Richard Carson RJC/Reuters
On the June day in 2003 when the Supreme Court announced its landmark decision in Lawrence v. Texas holding state sodomy laws to be unconstitutional, I was working in the library of the Kinsey Institute in Bloomington, Indiana, as part of a summer workshop for historians of sexuality. This was an appropriate place to be at that particular moment. Dr. Kinsey, after all, had been in his day a fierce critic of those laws. And the setting was even more fitting because our party of historians included several who–led by George Chauncey–had written an amicus brief in the case that was influential in Justice Kennedy’s majority opinion. So when one of our group checked the headlines and then alerted the rest of us that the Court had announced its decision, we all clustered excitedly around a computer monitor, checking the available news. A joint cheer went up. But that was really it. Minutes later, we shuffled back to our tables and quietly resumed our research.
That the moment seemed both earth-shattering and surprisingly anticlimactic has much to do with the nature of the sodomy laws, which, for LGBT Americans, have simultaneously meant so much and so little. I suspect that no one in our predominantly queer group thought it even remotely possible that they might be arrested (under these basically unenforced laws) for consensual sexual activity with an adult member of the same sex. Yet we also understood the significance of the Court’s decision as far more than symbolic politics. That anal and sometimes oral sex were, in 2003, still illegal in thirteen states had been used to justify a much broader array of discrimination against us. It was as presumptive criminals that gays and lesbians were kept out of the military; as presumptive criminals, gay and lesbian teachers lost their jobs, and parents lost custody of their children.

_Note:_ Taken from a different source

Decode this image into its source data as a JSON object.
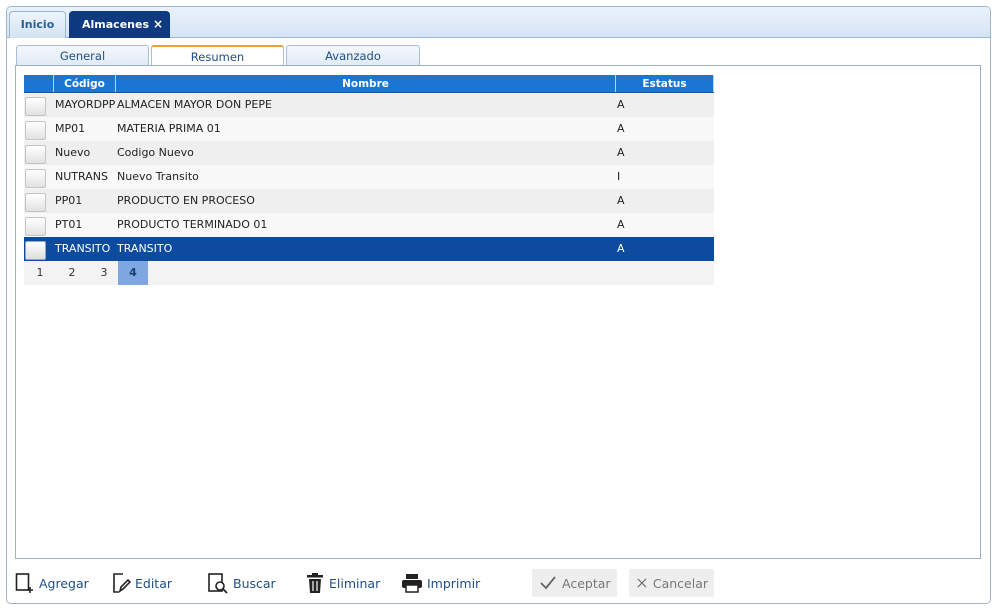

In Dishonorable Passions, William Eskridge offers the first comprehensive history of sodomy law in America. Eskridge is a historian and a law professor at Yale who also wrote a brief that was cited repeatedly in Kennedy’s opinion, and the energy in the book barrels toward Lawrence. It’s hard, really, to imagine how it could be otherwise, especially as the Lawrence decision provides Eskridge with a gay civil rights story that has a beginning and an end (such stories being fewer and farther between than you might realize). In writing from the vantage point of Lawrence and gay civil rights, Eskridge treats sodomy in a way that mirrors our culture’s treatment of sodomy more generally. Both make it fundamentally about homosexuality. But sodomy, as Eskridge told the Court–and also tells readers–technically isn’t about homosexuality at all. Rather, it’s about sex without procreative possibility (which can be hetero as well as homo sex). Because sodomy has come to be seen as emblematic of homosexuality, however, much of the career of sodomy law in modern America has been a command performance as something other than what it really is. And that is what allowed historians–called upon to show that policing homosexual behavior was not, in fact, the time-honored tradition conservatives claimed it to be–to assume center stage in Lawrence. All those years in the archives: who knew they would matter so much?